------ Given data

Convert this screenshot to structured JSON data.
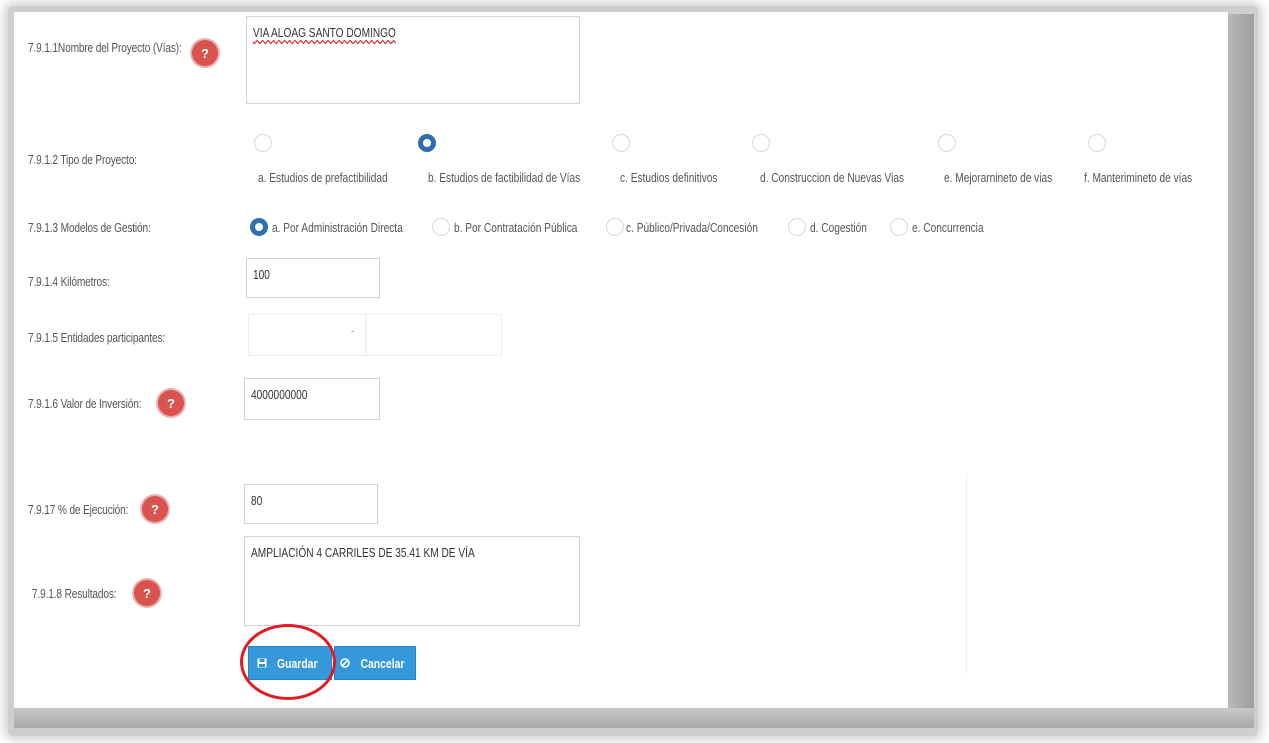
{
  "fields": {
    "nombre": {
      "label": "7.9.1.1Nombre del Proyecto (Vías):",
      "value": "VIA ALOAG SANTO DOMINGO"
    },
    "tipo": {
      "label": "7.9.1.2 Tipo de Proyecto:",
      "options": [
        "a. Estudios de prefactibilidad",
        "b. Estudios de factibilidad de Vías",
        "c. Estudios definitivos",
        "d. Construccion de Nuevas Vias",
        "e. Mejorarnineto de vias",
        "f. Manterimineto de vías"
      ],
      "selected": "b. Estudios de factibilidad de Vías"
    },
    "modelos": {
      "label": "7.9.1.3 Modelos de Gestión:",
      "options": [
        "a. Por Administración Directa",
        "b. Por Contratación Pública",
        "c. Público/Privada/Concesión",
        "d. Cogestión",
        "e. Concurrencia"
      ],
      "selected": "a. Por Administración Directa"
    },
    "kilometros": {
      "label": "7.9.1.4 Kilómetros:",
      "value": "100"
    },
    "entidades": {
      "label": "7.9.1.5 Entidades participantes:",
      "separator": "-"
    },
    "valor": {
      "label": "7.9.1.6 Valor de Inversión:",
      "value": "4000000000"
    },
    "ejecucion": {
      "label": "7.9.17 % de Ejecución:",
      "value": "80"
    },
    "resultados": {
      "label": "7.9.1.8 Resultados:",
      "value": "AMPLIACIÓN 4 CARRILES DE 35.41 KM DE VÍA"
    }
  },
  "help_icon": "?",
  "buttons": {
    "guardar": {
      "label": "Guardar",
      "icon": "save-icon"
    },
    "cancelar": {
      "label": "Cancelar",
      "icon": "cancel-icon"
    }
  },
  "colors": {
    "help": "#d9534f",
    "primary_button": "#3498db",
    "radio_checked": "#2f6fb0",
    "annotation": "#e01b22"
  }
}
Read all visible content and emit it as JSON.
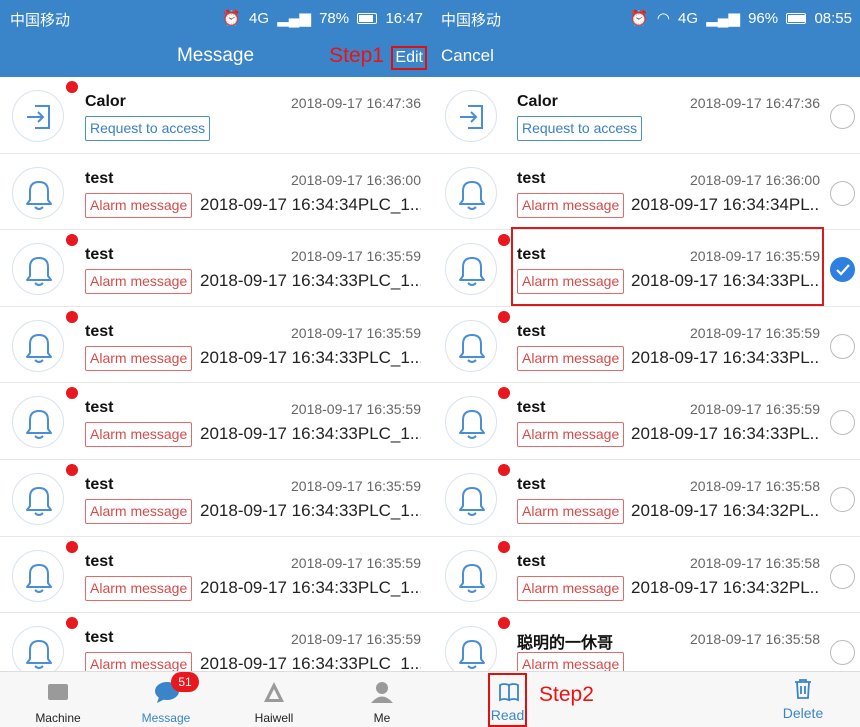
{
  "left": {
    "status": {
      "carrier": "中国移动",
      "signal": "4G",
      "battery": "78%",
      "time": "16:47"
    },
    "header": {
      "title": "Message",
      "step_label": "Step1",
      "edit_label": "Edit"
    },
    "messages": [
      {
        "name": "Calor",
        "time": "2018-09-17 16:47:36",
        "tag": "Request to access",
        "tag_type": "request",
        "detail": "",
        "icon": "enter-icon",
        "unread": true
      },
      {
        "name": "test",
        "time": "2018-09-17 16:36:00",
        "tag": "Alarm message",
        "tag_type": "alarm",
        "detail": "2018-09-17 16:34:34PLC_1....",
        "icon": "bell-icon",
        "unread": false
      },
      {
        "name": "test",
        "time": "2018-09-17 16:35:59",
        "tag": "Alarm message",
        "tag_type": "alarm",
        "detail": "2018-09-17 16:34:33PLC_1....",
        "icon": "bell-icon",
        "unread": true
      },
      {
        "name": "test",
        "time": "2018-09-17 16:35:59",
        "tag": "Alarm message",
        "tag_type": "alarm",
        "detail": "2018-09-17 16:34:33PLC_1....",
        "icon": "bell-icon",
        "unread": true
      },
      {
        "name": "test",
        "time": "2018-09-17 16:35:59",
        "tag": "Alarm message",
        "tag_type": "alarm",
        "detail": "2018-09-17 16:34:33PLC_1....",
        "icon": "bell-icon",
        "unread": true
      },
      {
        "name": "test",
        "time": "2018-09-17 16:35:59",
        "tag": "Alarm message",
        "tag_type": "alarm",
        "detail": "2018-09-17 16:34:33PLC_1....",
        "icon": "bell-icon",
        "unread": true
      },
      {
        "name": "test",
        "time": "2018-09-17 16:35:59",
        "tag": "Alarm message",
        "tag_type": "alarm",
        "detail": "2018-09-17 16:34:33PLC_1....",
        "icon": "bell-icon",
        "unread": true
      },
      {
        "name": "test",
        "time": "2018-09-17 16:35:59",
        "tag": "Alarm message",
        "tag_type": "alarm",
        "detail": "2018-09-17 16:34:33PLC_1....",
        "icon": "bell-icon",
        "unread": true
      }
    ],
    "tabs": [
      {
        "label": "Machine",
        "icon": "machine-icon",
        "active": false
      },
      {
        "label": "Message",
        "icon": "chat-icon",
        "active": true,
        "badge": "51"
      },
      {
        "label": "Haiwell",
        "icon": "haiwell-logo-icon",
        "active": false
      },
      {
        "label": "Me",
        "icon": "user-icon",
        "active": false
      }
    ]
  },
  "right": {
    "status": {
      "carrier": "中国移动",
      "signal": "4G",
      "battery": "96%",
      "time": "08:55"
    },
    "header": {
      "cancel_label": "Cancel"
    },
    "messages": [
      {
        "name": "Calor",
        "time": "2018-09-17 16:47:36",
        "tag": "Request to access",
        "tag_type": "request",
        "detail": "",
        "icon": "enter-icon",
        "unread": false,
        "checked": false
      },
      {
        "name": "test",
        "time": "2018-09-17 16:36:00",
        "tag": "Alarm message",
        "tag_type": "alarm",
        "detail": "2018-09-17 16:34:34PL...",
        "icon": "bell-icon",
        "unread": false,
        "checked": false
      },
      {
        "name": "test",
        "time": "2018-09-17 16:35:59",
        "tag": "Alarm message",
        "tag_type": "alarm",
        "detail": "2018-09-17 16:34:33PL...",
        "icon": "bell-icon",
        "unread": true,
        "checked": true
      },
      {
        "name": "test",
        "time": "2018-09-17 16:35:59",
        "tag": "Alarm message",
        "tag_type": "alarm",
        "detail": "2018-09-17 16:34:33PL...",
        "icon": "bell-icon",
        "unread": true,
        "checked": false
      },
      {
        "name": "test",
        "time": "2018-09-17 16:35:59",
        "tag": "Alarm message",
        "tag_type": "alarm",
        "detail": "2018-09-17 16:34:33PL...",
        "icon": "bell-icon",
        "unread": true,
        "checked": false
      },
      {
        "name": "test",
        "time": "2018-09-17 16:35:58",
        "tag": "Alarm message",
        "tag_type": "alarm",
        "detail": "2018-09-17 16:34:32PL...",
        "icon": "bell-icon",
        "unread": true,
        "checked": false
      },
      {
        "name": "test",
        "time": "2018-09-17 16:35:58",
        "tag": "Alarm message",
        "tag_type": "alarm",
        "detail": "2018-09-17 16:34:32PL...",
        "icon": "bell-icon",
        "unread": true,
        "checked": false
      },
      {
        "name": "聪明的一休哥",
        "time": "2018-09-17 16:35:58",
        "tag": "Alarm message",
        "tag_type": "alarm",
        "detail": "",
        "icon": "bell-icon",
        "unread": true,
        "checked": false
      }
    ],
    "actions": {
      "read_label": "Read",
      "step_label": "Step2",
      "delete_label": "Delete"
    }
  },
  "colors": {
    "primary": "#3a85c9",
    "unread_dot": "#e8181e",
    "alarm_tag": "#d84a4a",
    "request_tag": "#3a7fc9",
    "highlight": "#e01010",
    "checked": "#2f7fe0"
  }
}
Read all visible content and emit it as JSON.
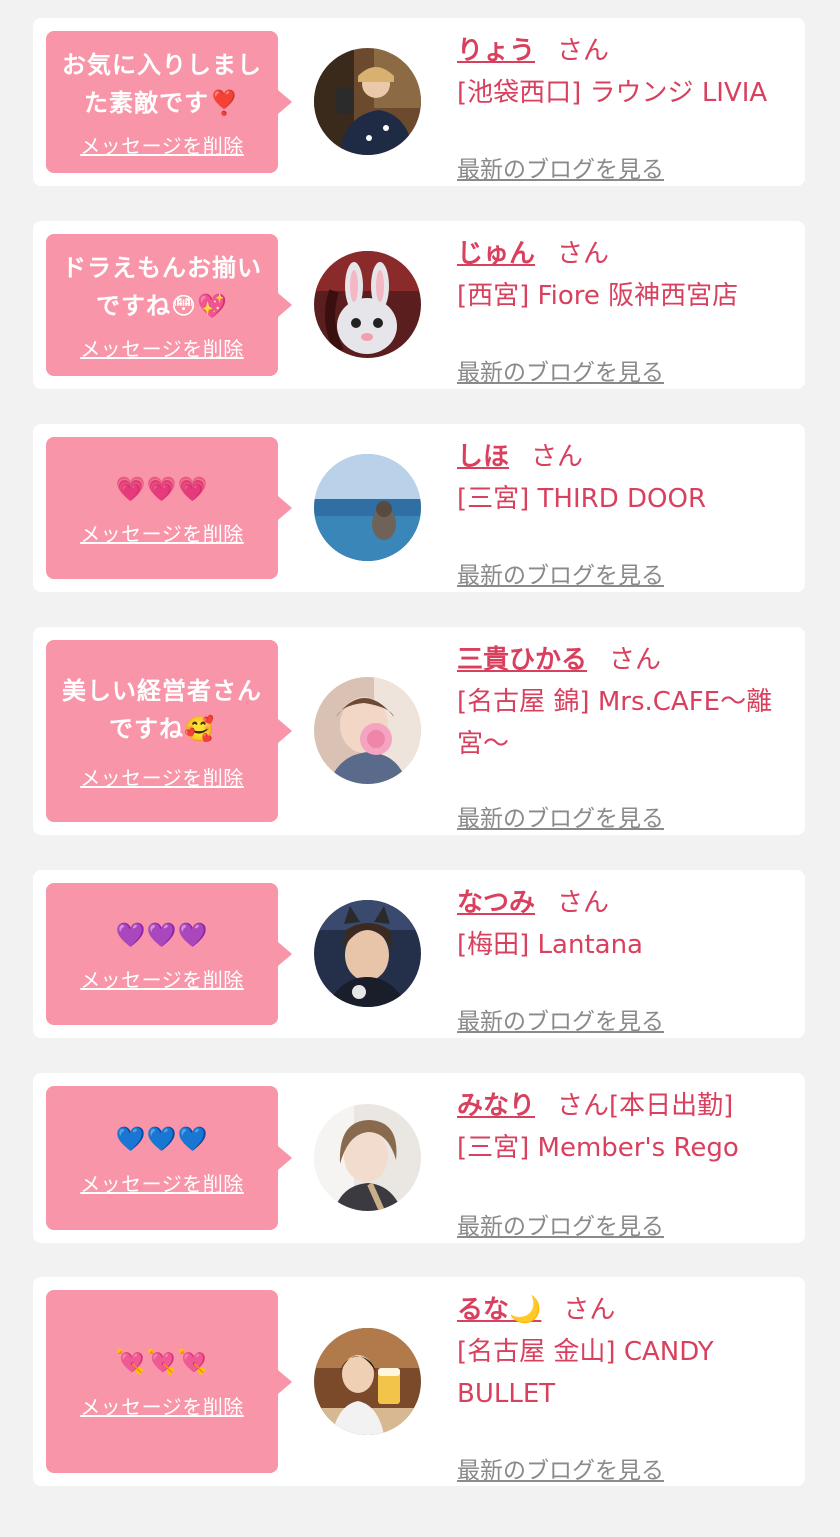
{
  "favorites": [
    {
      "message": "お気に入りしまし\nた素敵です❣️",
      "delete_label": "メッセージを削除",
      "name": "りょう",
      "suffix": "さん",
      "shop": "[池袋西口] ラウンジ LIVIA",
      "blog_label": "最新のブログを見る"
    },
    {
      "message": "ドラえもんお揃い\nですね😳💖",
      "delete_label": "メッセージを削除",
      "name": "じゅん",
      "suffix": "さん",
      "shop": "[西宮] Fiore 阪神西宮店",
      "blog_label": "最新のブログを見る"
    },
    {
      "message": "💗💗💗",
      "delete_label": "メッセージを削除",
      "name": "しほ",
      "suffix": "さん",
      "shop": "[三宮] THIRD DOOR",
      "blog_label": "最新のブログを見る"
    },
    {
      "message": "美しい経営者さん\nですね🥰",
      "delete_label": "メッセージを削除",
      "name": "三貴ひかる",
      "suffix": "さん",
      "shop": "[名古屋 錦] Mrs.CAFE〜離宮〜",
      "blog_label": "最新のブログを見る"
    },
    {
      "message": "💜💜💜",
      "delete_label": "メッセージを削除",
      "name": "なつみ",
      "suffix": "さん",
      "shop": "[梅田] Lantana",
      "blog_label": "最新のブログを見る"
    },
    {
      "message": "💙💙💙",
      "delete_label": "メッセージを削除",
      "name": "みなり",
      "suffix": "さん[本日出勤]",
      "shop": "[三宮] Member's Rego",
      "blog_label": "最新のブログを見る"
    },
    {
      "message": "💘💘💘",
      "delete_label": "メッセージを削除",
      "name": "るな🌙",
      "suffix": "さん",
      "shop": "[名古屋 金山] CANDY BULLET",
      "blog_label": "最新のブログを見る"
    }
  ],
  "colors": {
    "bubble": "#f895a8",
    "accent": "#d8405e",
    "muted": "#8a8a8a",
    "background": "#f2f2f2"
  }
}
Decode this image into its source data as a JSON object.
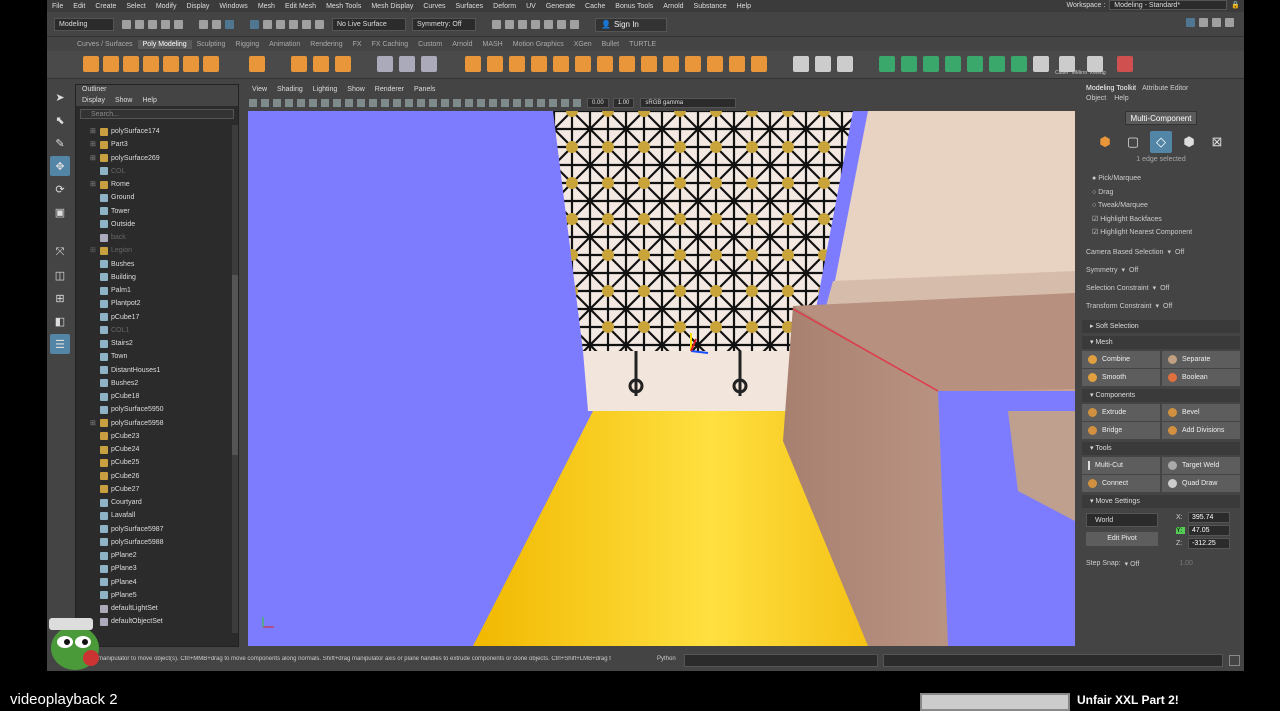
{
  "menubar": {
    "items": [
      "File",
      "Edit",
      "Create",
      "Select",
      "Modify",
      "Display",
      "Windows",
      "Mesh",
      "Edit Mesh",
      "Mesh Tools",
      "Mesh Display",
      "Curves",
      "Surfaces",
      "Deform",
      "UV",
      "Generate",
      "Cache",
      "Bonus Tools",
      "Arnold",
      "Substance",
      "Help"
    ],
    "workspace_label": "Workspace :",
    "workspace_value": "Modeling - Standard*"
  },
  "statusline": {
    "mode": "Modeling",
    "live_surface": "No Live Surface",
    "symmetry": "Symmetry: Off",
    "sign_in": "Sign In"
  },
  "shelf": {
    "tabs": [
      "Curves / Surfaces",
      "Poly Modeling",
      "Sculpting",
      "Rigging",
      "Animation",
      "Rendering",
      "FX",
      "FX Caching",
      "Custom",
      "Arnold",
      "MASH",
      "Motion Graphics",
      "XGen",
      "Bullet",
      "TURTLE"
    ],
    "active_tab": "Poly Modeling",
    "right_labels": [
      "Cutter",
      "MMirro",
      "kWedg"
    ]
  },
  "outliner": {
    "title": "Outliner",
    "menu": [
      "Display",
      "Show",
      "Help"
    ],
    "search_placeholder": "Search...",
    "items": [
      {
        "name": "polySurface174",
        "exp": "+",
        "kind": "grp"
      },
      {
        "name": "Part3",
        "exp": "+",
        "kind": "grp"
      },
      {
        "name": "polySurface269",
        "exp": "+",
        "kind": "grp"
      },
      {
        "name": "COL",
        "exp": "",
        "kind": "mesh",
        "dim": true
      },
      {
        "name": "Rome",
        "exp": "+",
        "kind": "grp"
      },
      {
        "name": "Ground",
        "exp": "",
        "kind": "mesh"
      },
      {
        "name": "Tower",
        "exp": "",
        "kind": "mesh"
      },
      {
        "name": "Outside",
        "exp": "",
        "kind": "mesh"
      },
      {
        "name": "back",
        "exp": "",
        "kind": "cam",
        "dim": true
      },
      {
        "name": "Legion",
        "exp": "+",
        "kind": "grp",
        "dim": true
      },
      {
        "name": "Bushes",
        "exp": "",
        "kind": "mesh"
      },
      {
        "name": "Building",
        "exp": "",
        "kind": "mesh"
      },
      {
        "name": "Palm1",
        "exp": "",
        "kind": "mesh"
      },
      {
        "name": "Plantpot2",
        "exp": "",
        "kind": "mesh"
      },
      {
        "name": "pCube17",
        "exp": "",
        "kind": "mesh"
      },
      {
        "name": "COL1",
        "exp": "",
        "kind": "mesh",
        "dim": true
      },
      {
        "name": "Stairs2",
        "exp": "",
        "kind": "mesh"
      },
      {
        "name": "Town",
        "exp": "",
        "kind": "mesh"
      },
      {
        "name": "DistantHouses1",
        "exp": "",
        "kind": "mesh"
      },
      {
        "name": "Bushes2",
        "exp": "",
        "kind": "mesh"
      },
      {
        "name": "pCube18",
        "exp": "",
        "kind": "mesh"
      },
      {
        "name": "polySurface5950",
        "exp": "",
        "kind": "mesh"
      },
      {
        "name": "polySurface5958",
        "exp": "+",
        "kind": "grp"
      },
      {
        "name": "pCube23",
        "exp": "",
        "kind": "grp"
      },
      {
        "name": "pCube24",
        "exp": "",
        "kind": "grp"
      },
      {
        "name": "pCube25",
        "exp": "",
        "kind": "grp"
      },
      {
        "name": "pCube26",
        "exp": "",
        "kind": "grp"
      },
      {
        "name": "pCube27",
        "exp": "",
        "kind": "grp"
      },
      {
        "name": "Courtyard",
        "exp": "",
        "kind": "mesh"
      },
      {
        "name": "Lavafall",
        "exp": "",
        "kind": "mesh"
      },
      {
        "name": "polySurface5987",
        "exp": "",
        "kind": "mesh"
      },
      {
        "name": "polySurface5988",
        "exp": "",
        "kind": "mesh"
      },
      {
        "name": "pPlane2",
        "exp": "",
        "kind": "mesh"
      },
      {
        "name": "pPlane3",
        "exp": "",
        "kind": "mesh"
      },
      {
        "name": "pPlane4",
        "exp": "",
        "kind": "mesh"
      },
      {
        "name": "pPlane5",
        "exp": "",
        "kind": "mesh"
      },
      {
        "name": "defaultLightSet",
        "exp": "",
        "kind": "set"
      },
      {
        "name": "defaultObjectSet",
        "exp": "",
        "kind": "set"
      }
    ]
  },
  "viewport": {
    "menu": [
      "View",
      "Shading",
      "Lighting",
      "Show",
      "Renderer",
      "Panels"
    ],
    "field_a": "0.00",
    "field_b": "1.00",
    "colorspace": "sRGB gamma"
  },
  "toolkit": {
    "tabs": [
      "Modeling Toolkit",
      "Attribute Editor"
    ],
    "menu": [
      "Object",
      "Help"
    ],
    "multi_component": "Multi-Component",
    "edge_selected": "1 edge selected",
    "pick_options": [
      "Pick/Marquee",
      "Drag",
      "Tweak/Marquee"
    ],
    "checks": [
      "Highlight Backfaces",
      "Highlight Nearest Component"
    ],
    "camera_based": "Camera Based Selection",
    "camera_based_val": "Off",
    "symmetry": "Symmetry",
    "symmetry_val": "Off",
    "selection_constraint": "Selection Constraint",
    "selection_constraint_val": "Off",
    "transform_constraint": "Transform Constraint",
    "transform_constraint_val": "Off",
    "soft_selection": "Soft Selection",
    "sections": {
      "mesh": "Mesh",
      "components": "Components",
      "tools": "Tools",
      "move": "Move Settings"
    },
    "mesh_buttons": [
      "Combine",
      "Separate",
      "Smooth",
      "Boolean"
    ],
    "component_buttons": [
      "Extrude",
      "Bevel",
      "Bridge",
      "Add Divisions"
    ],
    "tool_buttons": [
      "Multi-Cut",
      "Target Weld",
      "Connect",
      "Quad Draw"
    ],
    "move": {
      "space": "World",
      "edit_pivot": "Edit Pivot",
      "x_label": "X:",
      "x": "395.74",
      "y_label": "Y:",
      "y": "47.05",
      "z_label": "Z:",
      "z": "-312.25",
      "step_snap": "Step Snap:",
      "step_val": "Off",
      "step_num": "1.00"
    }
  },
  "commandline": {
    "help": "e manipulator to move object(s). Ctrl+MMB+drag to move components along normals. Shift+drag manipulator axis or plane handles to extrude components or clone objects. Ctrl+Shift+LMB+drag t",
    "language": "Python"
  },
  "page": {
    "video_title": "videoplayback 2",
    "next_title": "Unfair XXL Part 2!"
  },
  "colors": {
    "accent": "#5285a6",
    "viewport_bg": "#7d7cff",
    "floor": "#f5c400"
  }
}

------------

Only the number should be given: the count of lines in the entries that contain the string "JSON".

#### Written solution:
4